Will the migration target be lowered? Chancellor Jeremy Hunt suggests ministers will try to get a net figure below 245,000 as current levels are “too high”
- Chancellor Jeremy Hunt appeared before the Lords Committee on Economic Affairs
- Questioned after net migration forecast increased to 245,000 from 129,000 last year
Jeremy Hunt suggested yesterday that ministers try to bring net migration below 245,000 a year because the figure was “too high”.
Colleagues questioned the Chancellor on the issue after the Office for Budgetary Responsibility last week forecast net migration to be around 245,000 in the long term. This was higher than the forecast of 129,000 last year.

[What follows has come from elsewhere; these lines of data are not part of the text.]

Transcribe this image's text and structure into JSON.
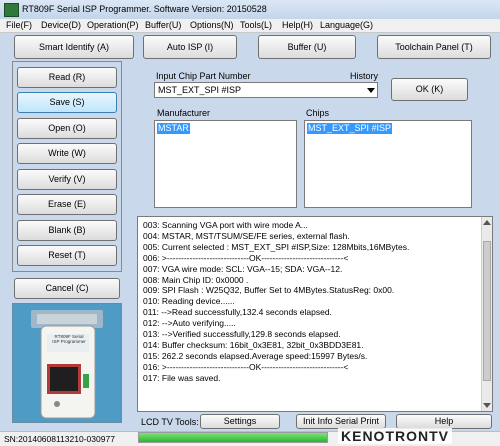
{
  "window": {
    "title": "RT809F Serial ISP Programmer. Software Version: 20150528"
  },
  "menu": [
    "File(F)",
    "Device(D)",
    "Operation(P)",
    "Buffer(U)",
    "Options(N)",
    "Tools(L)",
    "Help(H)",
    "Language(G)"
  ],
  "toolbar": {
    "smart_identify": "Smart Identify (A)",
    "auto_isp": "Auto ISP (I)",
    "buffer": "Buffer (U)",
    "toolchain": "Toolchain Panel (T)"
  },
  "side": {
    "read": "Read (R)",
    "save": "Save (S)",
    "open": "Open (O)",
    "write": "Write  (W)",
    "verify": "Verify (V)",
    "erase": "Erase (E)",
    "blank": "Blank (B)",
    "reset": "Reset  (T)",
    "cancel": "Cancel (C)"
  },
  "chip_input": {
    "label": "Input Chip Part Number",
    "history": "History",
    "value": "MST_EXT_SPI #ISP",
    "ok": "OK (K)"
  },
  "manufacturer": {
    "label": "Manufacturer",
    "selected": "MSTAR"
  },
  "chips": {
    "label": "Chips",
    "selected": "MST_EXT_SPI #ISP"
  },
  "log": [
    "003:  Scanning VGA port with wire mode A...",
    "004:  MSTAR, MST/TSUM/SE/FE series, external flash.",
    "005:  Current selected : MST_EXT_SPI #ISP,Size: 128Mbits,16MBytes.",
    "006:  >-----------------------------OK-----------------------------<",
    "007:  VGA wire mode: SCL: VGA--15; SDA: VGA--12.",
    "008:  Main Chip ID: 0x0000 .",
    "009:  SPI Flash : W25Q32, Buffer Set to 4MBytes.StatusReg: 0x00.",
    "010:  Reading device......",
    "011:  -->Read successfully,132.4 seconds elapsed.",
    "012:  -->Auto verifying.....",
    "013:  -->Verified successfully,129.8 seconds elapsed.",
    "014:  Buffer checksum: 16bit_0x3E81, 32bit_0x3BDD3E81.",
    "015:  262.2 seconds elapsed.Average speed:15997 Bytes/s.",
    "016:  >-----------------------------OK-----------------------------<",
    "017:  File was saved."
  ],
  "bottom": {
    "lcd_label": "LCD TV Tools:",
    "settings": "Settings",
    "init_serial": "Init Info Serial Print",
    "help": "Help"
  },
  "status": {
    "serial": "SN:20140608113210-030977",
    "progress": 1.0
  },
  "watermark": "KENOTRONTV",
  "device_image": {
    "text": "RT809F Serial ISP Programmer"
  }
}
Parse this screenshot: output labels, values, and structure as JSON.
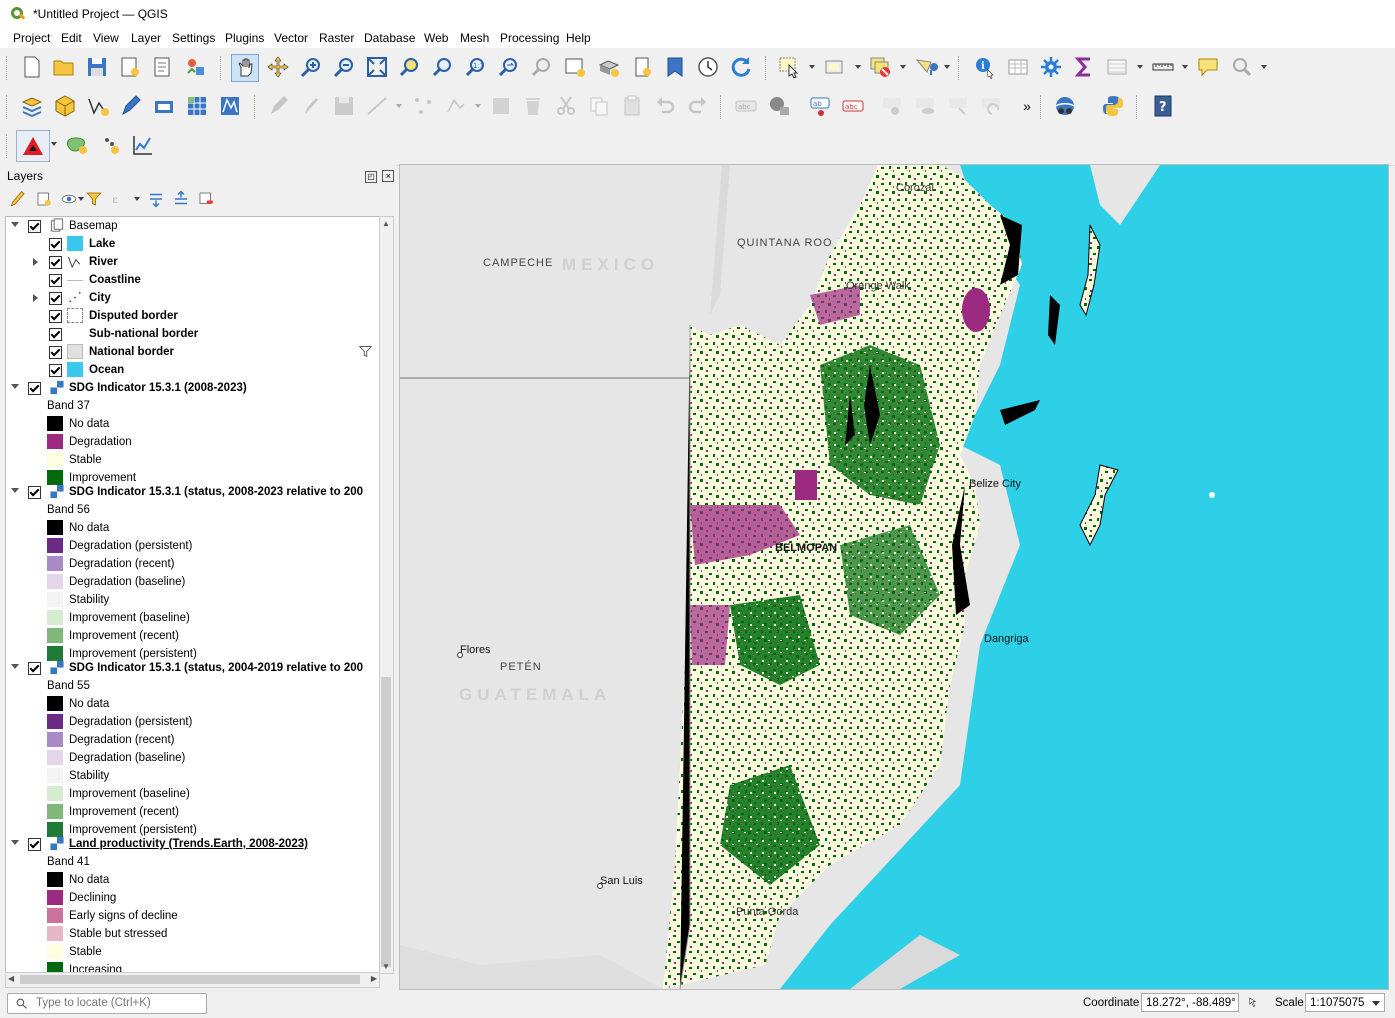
{
  "window": {
    "title": "*Untitled Project — QGIS"
  },
  "menu": [
    "Project",
    "Edit",
    "View",
    "Layer",
    "Settings",
    "Plugins",
    "Vector",
    "Raster",
    "Database",
    "Web",
    "Mesh",
    "Processing",
    "Help"
  ],
  "panel": {
    "title": "Layers"
  },
  "layers": {
    "basemap": {
      "name": "Basemap",
      "children": [
        "Lake",
        "River",
        "Coastline",
        "City",
        "Disputed border",
        "Sub-national border",
        "National border",
        "Ocean"
      ]
    },
    "sdg1": {
      "name": "SDG Indicator 15.3.1 (2008-2023)",
      "band": "Band 37",
      "classes": [
        "No data",
        "Degradation",
        "Stable",
        "Improvement"
      ]
    },
    "sdg2": {
      "name": "SDG Indicator 15.3.1 (status, 2008-2023 relative to 200",
      "band": "Band 56",
      "classes": [
        "No data",
        "Degradation (persistent)",
        "Degradation (recent)",
        "Degradation (baseline)",
        "Stability",
        "Improvement (baseline)",
        "Improvement (recent)",
        "Improvement (persistent)"
      ]
    },
    "sdg3": {
      "name": "SDG Indicator 15.3.1 (status, 2004-2019 relative to 200",
      "band": "Band 55",
      "classes": [
        "No data",
        "Degradation (persistent)",
        "Degradation (recent)",
        "Degradation (baseline)",
        "Stability",
        "Improvement (baseline)",
        "Improvement (recent)",
        "Improvement (persistent)"
      ]
    },
    "lp": {
      "name": "Land productivity (Trends.Earth, 2008-2023)",
      "band": "Band 41",
      "classes": [
        "No data",
        "Declining",
        "Early signs of decline",
        "Stable but stressed",
        "Stable",
        "Increasing"
      ]
    }
  },
  "map_labels": {
    "campeche": "CAMPECHE",
    "mexico": "MEXICO",
    "quintana_roo": "QUINTANA ROO",
    "peten": "PETÉN",
    "guatemala": "GUATEMALA",
    "belmopan": "BELMOPAN",
    "flores": "Flores",
    "san_luis": "San Luis",
    "belize_city": "Belize City",
    "dangriga": "Dangriga",
    "orange_walk": "Orange Walk",
    "corozal": "Corozal",
    "punta_gorda": "Punta Gorda"
  },
  "status": {
    "locate_placeholder": "Type to locate (Ctrl+K)",
    "coordinate_label": "Coordinate",
    "coordinate_value": "18.272°, -88.489°",
    "scale_label": "Scale",
    "scale_value": "1:1075075"
  },
  "colors": {
    "ocean": "#2ed0e8",
    "lake": "#3ac8ee",
    "degradation": "#9b2a80",
    "stable": "#fffde0",
    "improvement": "#006b0c"
  }
}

The tax watchdog also projected that 1.6 million people will arrive in the UK in the next five years, 300,000 more than previously thought.
Appearing before the Lords’ economic affairs committee, Hunt acknowledged that the growth in the job supply was being driven by immigration.

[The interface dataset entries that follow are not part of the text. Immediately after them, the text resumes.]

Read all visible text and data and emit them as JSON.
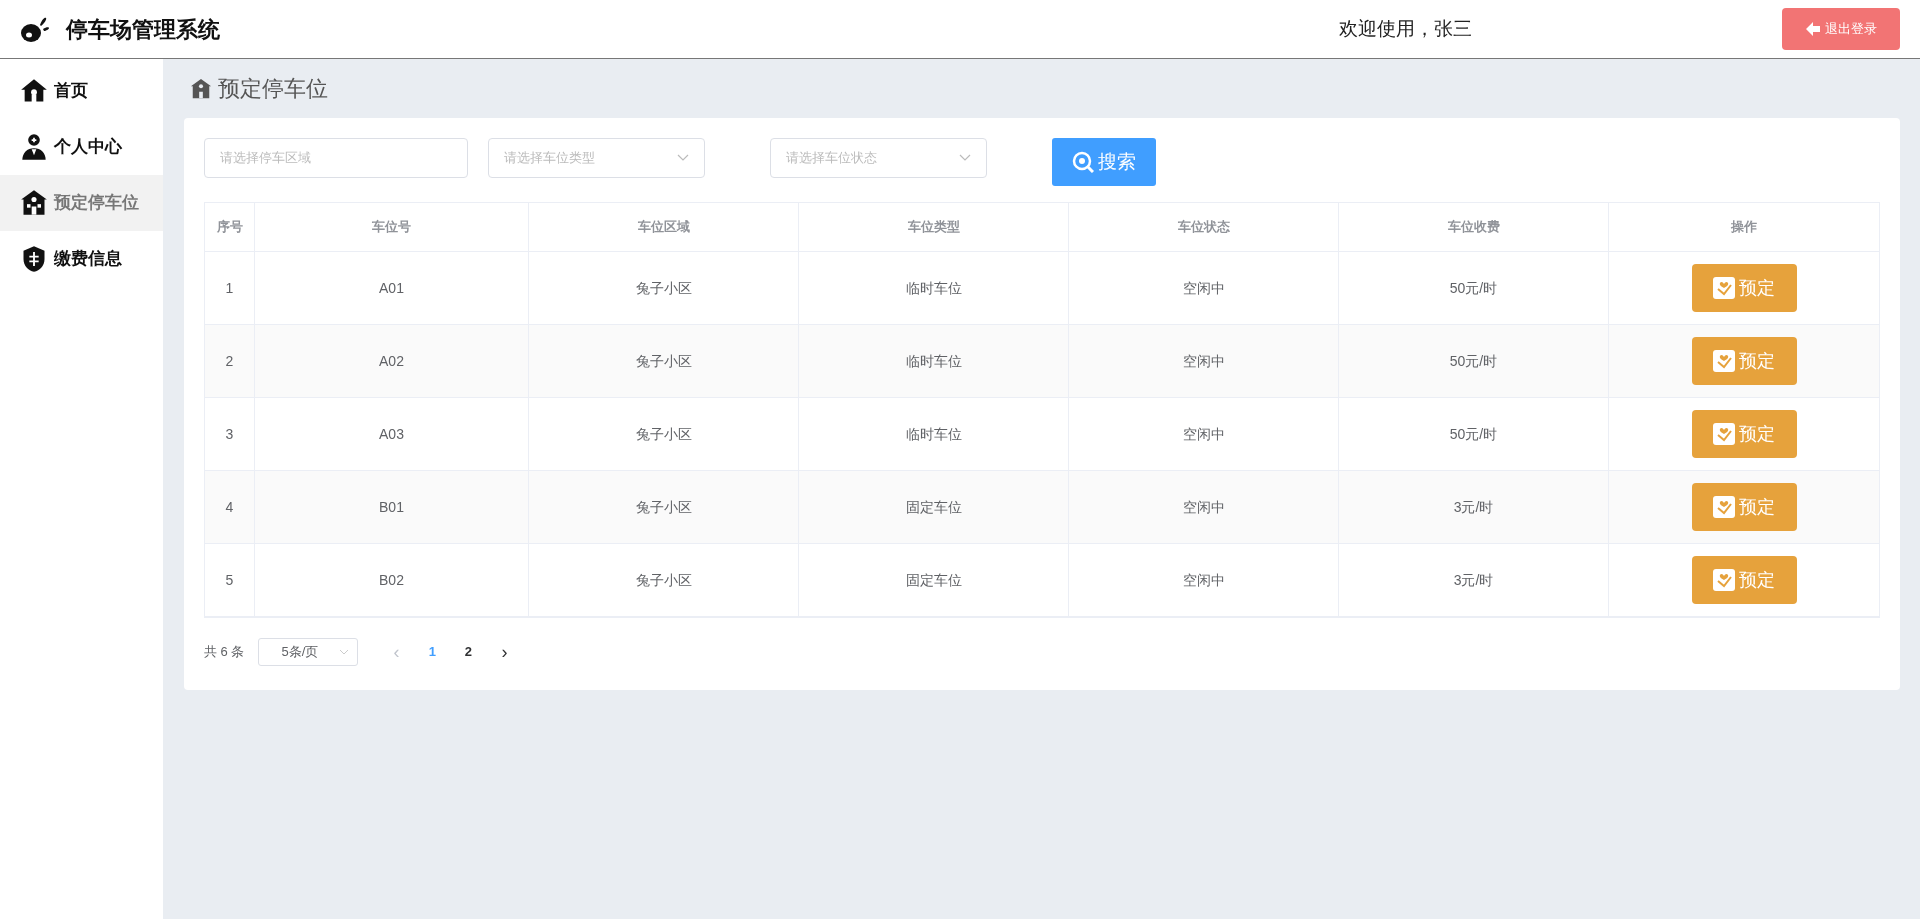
{
  "header": {
    "title": "停车场管理系统",
    "welcome": "欢迎使用，张三",
    "logout": "退出登录"
  },
  "sidebar": {
    "items": [
      {
        "label": "首页",
        "kind": "home",
        "selected": false
      },
      {
        "label": "个人中心",
        "kind": "user",
        "selected": false
      },
      {
        "label": "预定停车位",
        "kind": "building",
        "selected": true
      },
      {
        "label": "缴费信息",
        "kind": "shield",
        "selected": false
      }
    ]
  },
  "page_title": "预定停车位",
  "filters": [
    {
      "placeholder": "请选择停车区域",
      "kind": "input"
    },
    {
      "placeholder": "请选择车位类型",
      "kind": "select"
    },
    {
      "placeholder": "请选择车位状态",
      "kind": "select"
    }
  ],
  "search_button": "搜索",
  "table": {
    "columns": [
      "序号",
      "车位号",
      "车位区域",
      "车位类型",
      "车位状态",
      "车位收费",
      "操作"
    ],
    "rows": [
      {
        "cells": [
          "1",
          "A01",
          "兔子小区",
          "临时车位",
          "空闲中",
          "50元/时"
        ],
        "action": "预定"
      },
      {
        "cells": [
          "2",
          "A02",
          "兔子小区",
          "临时车位",
          "空闲中",
          "50元/时"
        ],
        "action": "预定"
      },
      {
        "cells": [
          "3",
          "A03",
          "兔子小区",
          "临时车位",
          "空闲中",
          "50元/时"
        ],
        "action": "预定"
      },
      {
        "cells": [
          "4",
          "B01",
          "兔子小区",
          "固定车位",
          "空闲中",
          "3元/时"
        ],
        "action": "预定"
      },
      {
        "cells": [
          "5",
          "B02",
          "兔子小区",
          "固定车位",
          "空闲中",
          "3元/时"
        ],
        "action": "预定"
      }
    ]
  },
  "pagination": {
    "total": "共 6 条",
    "page_size": "5条/页",
    "prev": "‹",
    "pages": [
      {
        "label": "1",
        "selected": true
      },
      {
        "label": "2",
        "selected": false
      }
    ],
    "next": "›"
  }
}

But when asked if the 245,000 figure was “too high”, he suggested that it was and that the government planned to reduce it below this.
Jeremy Hunt (pictured) suggested ministers try to bring net migration below 245,000 a year because the number was “too high”.
He said: “If you want to change our economic model, which I think is what the country decided when we collectively voted for Brexit, to a model that doesn’t rely on unlimited migration… then you have to have another plan.”
Mr. Hunt added: “I hope we see, in future migration forecasts, an economy that is less reliant on migration… I want to move to a high-wage, high-skill economy.”
It comes after the latest census data showed immigrants are more likely to have jobs than native Britons.
The Office for National Statistics found that just 55.9% of UK-born 16-year-olds and over were employed on census day 2021, compared to 70.8% of those in the EU and 58% from the rest of the world.
Romanian and Bulgarian immigrants had the highest employment rates (80.4 per cent), while people born in the British Overseas Territories, including the Falklands, Gibraltar and Bermuda, had the lowest (45.8 per cent). hundred).
Colleagues questioned the Chancellor on the issue after the Office for Budgetary Responsibility last week forecast net migration to be around 245,000 in the long term.